SRF/SSR New Investigator UK (2020) Putting pregnancy on hold down under – Dr Jane Fenelon, Research Fellow, Monotreme and Marsupial Reproduction and Development, The University of Melbourne, Australia

This talk will cover:
• What is embryonic diapause?
• Is the molecular control of diapause evolutionarily conserved?
• How can diapause research inform human reproduction?
• What’s next for diapause research?

Dr Jane Fenelon is a research fellow in the School of BioSciences, University of Melbourne, Australia. Her research has two main focuses. The first is on embryonic diapause, the ability of some mammals to temporarily pause their pregnancy. Her research focusses on understanding how the uterus and the embryo communicate with each other to control diapause and the implications of this for pregnancy in all mammals, including humans. Her second focus is on the reproduction and development of the echidna. The echidna is one of only 5 egg-laying mammals worldwide and this is the first in-depth study of its kind.

SRF/SSR New Inv USA (2020) – Dr Sue Hammoud, Assistant Professor, University of Michigan Medical School, USA

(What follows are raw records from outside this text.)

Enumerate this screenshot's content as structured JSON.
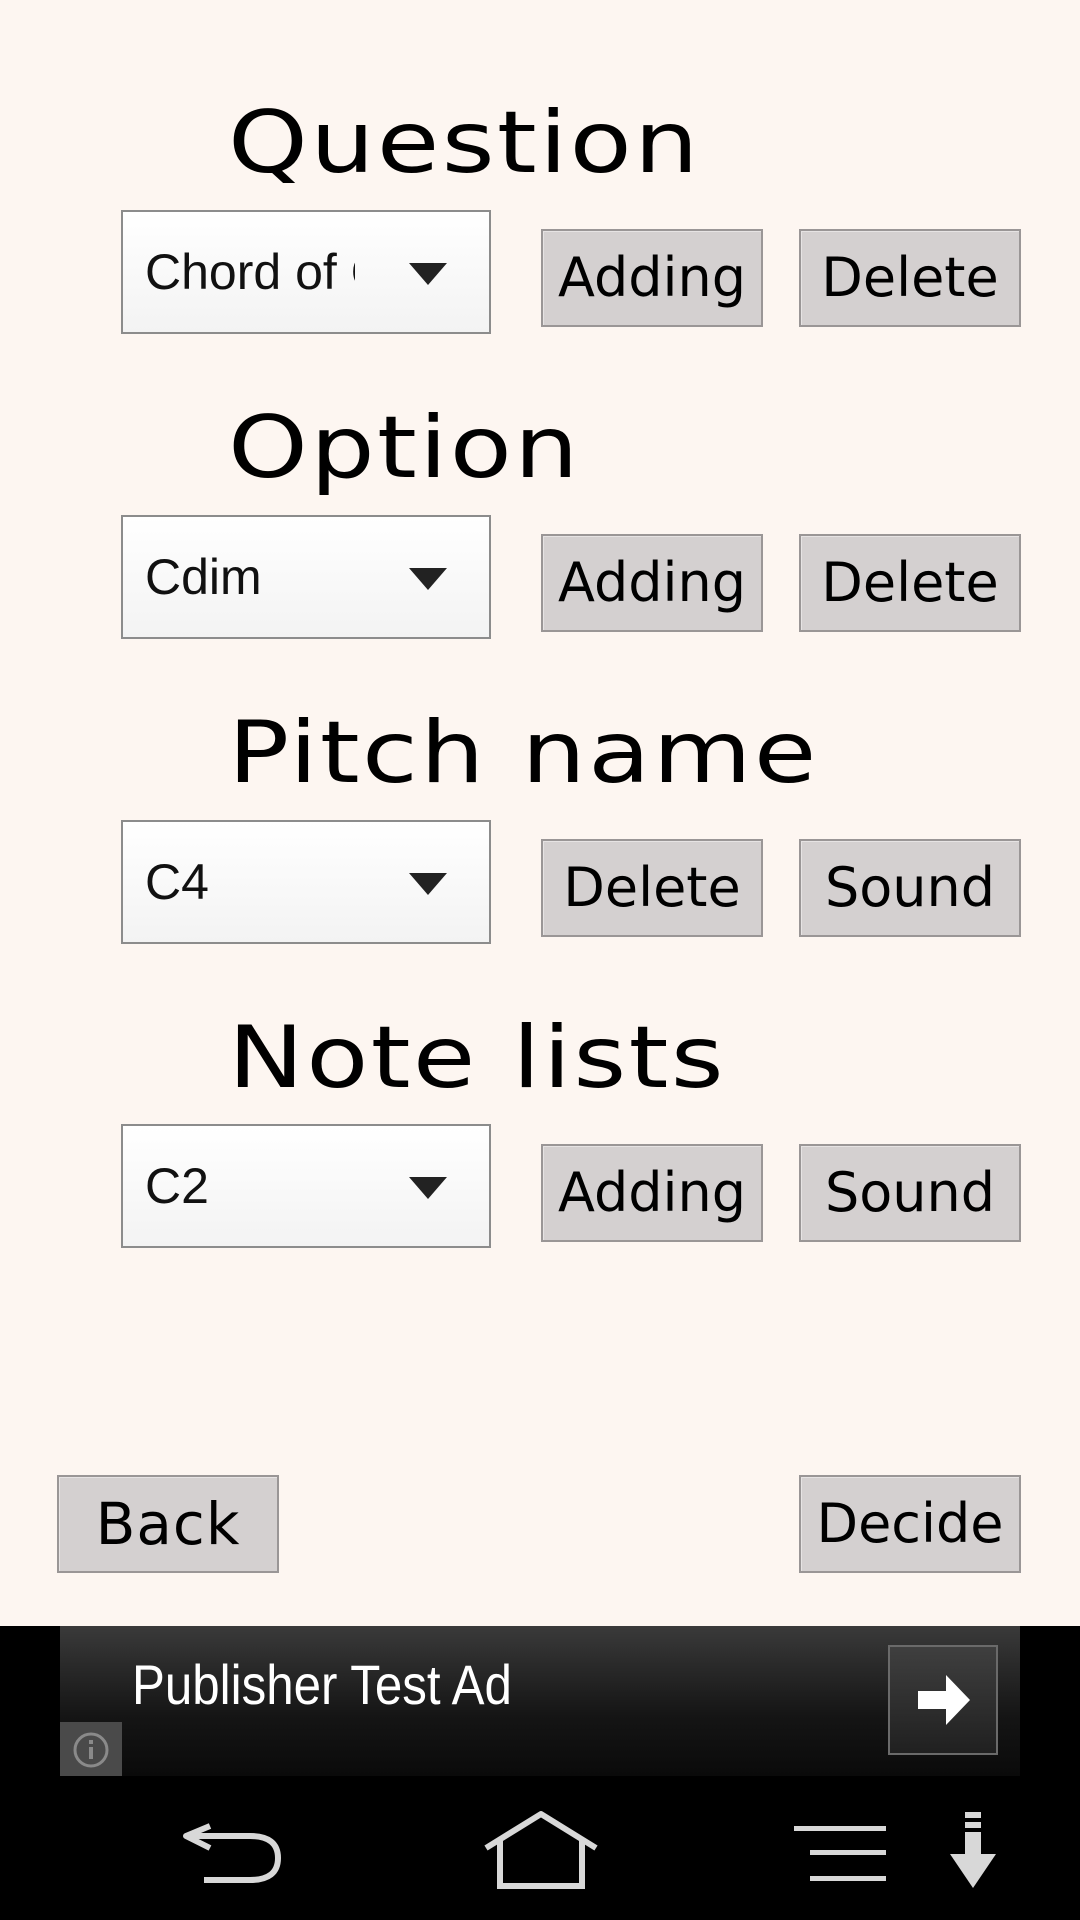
{
  "sections": {
    "question": {
      "title": "Question",
      "selected": "Chord of C",
      "button1": "Adding",
      "button2": "Delete"
    },
    "option": {
      "title": "Option",
      "selected": "Cdim",
      "button1": "Adding",
      "button2": "Delete"
    },
    "pitch_name": {
      "title": "Pitch name",
      "selected": "C4",
      "button1": "Delete",
      "button2": "Sound"
    },
    "note_lists": {
      "title": "Note lists",
      "selected": "C2",
      "button1": "Adding",
      "button2": "Sound"
    }
  },
  "footer": {
    "back_label": "Back",
    "decide_label": "Decide"
  },
  "ad": {
    "text": "Publisher Test Ad",
    "arrow_icon": "arrow-right-icon",
    "info_icon": "info-icon"
  },
  "system_nav": {
    "icons": [
      "back-icon",
      "home-icon",
      "menu-icon",
      "download-icon"
    ]
  }
}
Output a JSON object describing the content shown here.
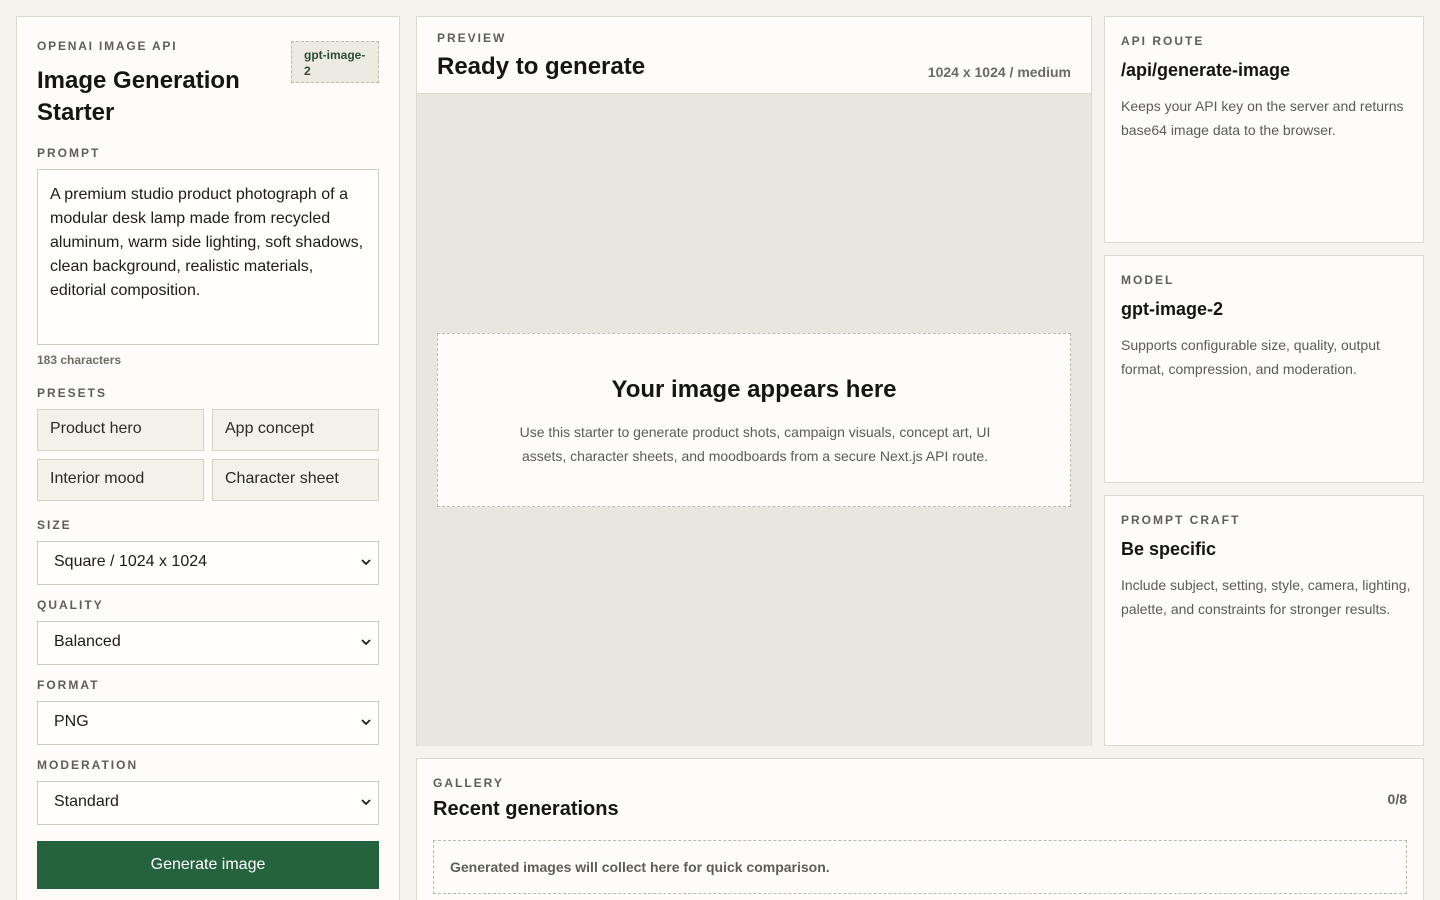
{
  "sidebar": {
    "eyebrow": "OPENAI IMAGE API",
    "title": "Image Generation Starter",
    "model_badge": "gpt-image-2",
    "prompt_label": "PROMPT",
    "prompt_value": "A premium studio product photograph of a modular desk lamp made from recycled aluminum, warm side lighting, soft shadows, clean background, realistic materials, editorial composition.",
    "char_count": "183 characters",
    "presets_label": "PRESETS",
    "presets": [
      "Product hero",
      "App concept",
      "Interior mood",
      "Character sheet"
    ],
    "size_label": "SIZE",
    "size_value": "Square / 1024 x 1024",
    "quality_label": "QUALITY",
    "quality_value": "Balanced",
    "format_label": "FORMAT",
    "format_value": "PNG",
    "moderation_label": "MODERATION",
    "moderation_value": "Standard",
    "generate_label": "Generate image"
  },
  "preview": {
    "eyebrow": "PREVIEW",
    "title": "Ready to generate",
    "meta": "1024 x 1024 / medium",
    "empty_title": "Your image appears here",
    "empty_desc": "Use this starter to generate product shots, campaign visuals, concept art, UI assets, character sheets, and moodboards from a secure Next.js API route."
  },
  "cards": [
    {
      "eyebrow": "API ROUTE",
      "title": "/api/generate-image",
      "desc": "Keeps your API key on the server and returns base64 image data to the browser."
    },
    {
      "eyebrow": "MODEL",
      "title": "gpt-image-2",
      "desc": "Supports configurable size, quality, output format, compression, and moderation."
    },
    {
      "eyebrow": "PROMPT CRAFT",
      "title": "Be specific",
      "desc": "Include subject, setting, style, camera, lighting, palette, and constraints for stronger results."
    }
  ],
  "gallery": {
    "eyebrow": "GALLERY",
    "title": "Recent generations",
    "count": "0/8",
    "empty": "Generated images will collect here for quick comparison."
  },
  "colors": {
    "background": "#f4f3ee",
    "panel": "#fdfcf8",
    "accent": "#25623e",
    "canvas": "#e9e6df"
  },
  "icons": {
    "select_chevron": "chevron-down-icon"
  }
}
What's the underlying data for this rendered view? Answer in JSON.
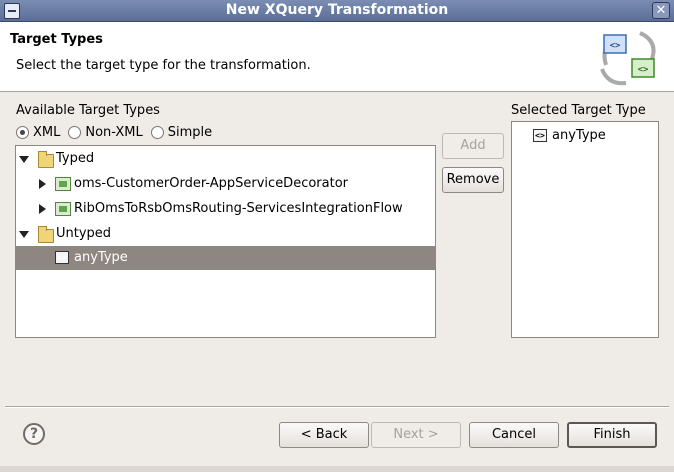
{
  "window": {
    "title": "New XQuery Transformation"
  },
  "header": {
    "title": "Target Types",
    "description": "Select the target type for the transformation."
  },
  "available": {
    "label": "Available Target Types",
    "radios": [
      {
        "label": "XML",
        "checked": true
      },
      {
        "label": "Non-XML",
        "checked": false
      },
      {
        "label": "Simple",
        "checked": false
      }
    ],
    "tree": {
      "typed_label": "Typed",
      "typed_items": [
        "oms-CustomerOrder-AppServiceDecorator",
        "RibOmsToRsbOmsRouting-ServicesIntegrationFlow"
      ],
      "untyped_label": "Untyped",
      "untyped_item": "anyType"
    }
  },
  "buttons": {
    "add": "Add",
    "remove": "Remove",
    "back": "< Back",
    "next": "Next >",
    "cancel": "Cancel",
    "finish": "Finish"
  },
  "selected": {
    "label": "Selected Target Type",
    "item": "anyType"
  },
  "icons": {
    "close": "close-icon",
    "help": "help-icon",
    "banner": "xquery-transformation-icon",
    "type_glyph": "<>"
  },
  "colors": {
    "titlebar": "#5b6e97",
    "selection": "#8e8680",
    "background": "#efebe7"
  }
}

SRF/SSR New Investigator UK (2021) Epigenetic inheritance of predisposition to obesity: through the oocyte? – Dr António Galvão, Research Scientist, Babraham Institute, University of Cambridge, UK

Dr António Galvão received his degree in veterinary medicine from Faculty of Veterinary Medicine (FVM), Lisbon, Portugal, and a PhD from University of Lisbon, Portugal. Throughout his PhD and first postdoc, António studied the immune-endocrine crosstalk controlling ovaria and endometrial function in the large animals. His work integrated the collaborative programme between the laboratories of Professor G. Ferreira-Dias (FVM) and the Prof D. Skarzynski, Institute of Animal Reproduction and Food Research, Polish Academy of Sciences in Olsztyn, Poland (IARFR). He was subsequently awarded a fellowship for Excellence in Science, from the Polish Ministry of Higher Education, and appointed Assistant Professor at the IARFR, where he started instigating the impact of maternal obesity on the pathophysiology of ovarian failure. This work led to the award of a Marie Curie Individual Fellowship to train in cutting-edge single cell multiomic techniques to study epigenomics in the laboratory of Dr Gavin Kelsey, Babraham Institute in Cambridge, UK.

Within his research programme António integrates molecular, cellular and bioinformatic tools to study the cross-disciplinary link between maternal obesity, infertility, developmental programming and offspring predisposition to disease. He is interested in deciphering the impact of maternal obesity on ovarian and endometrial functional dysregulation. Furthermore, by applying state-of-the-art methods for single cell analysis and high throughput sequencing, he is willing to elucidate the contribution of an obesogenic oocyte legacy, in contrast to that of the intrauterine environment, for developmental programming and intergenerational predisposition to obesity.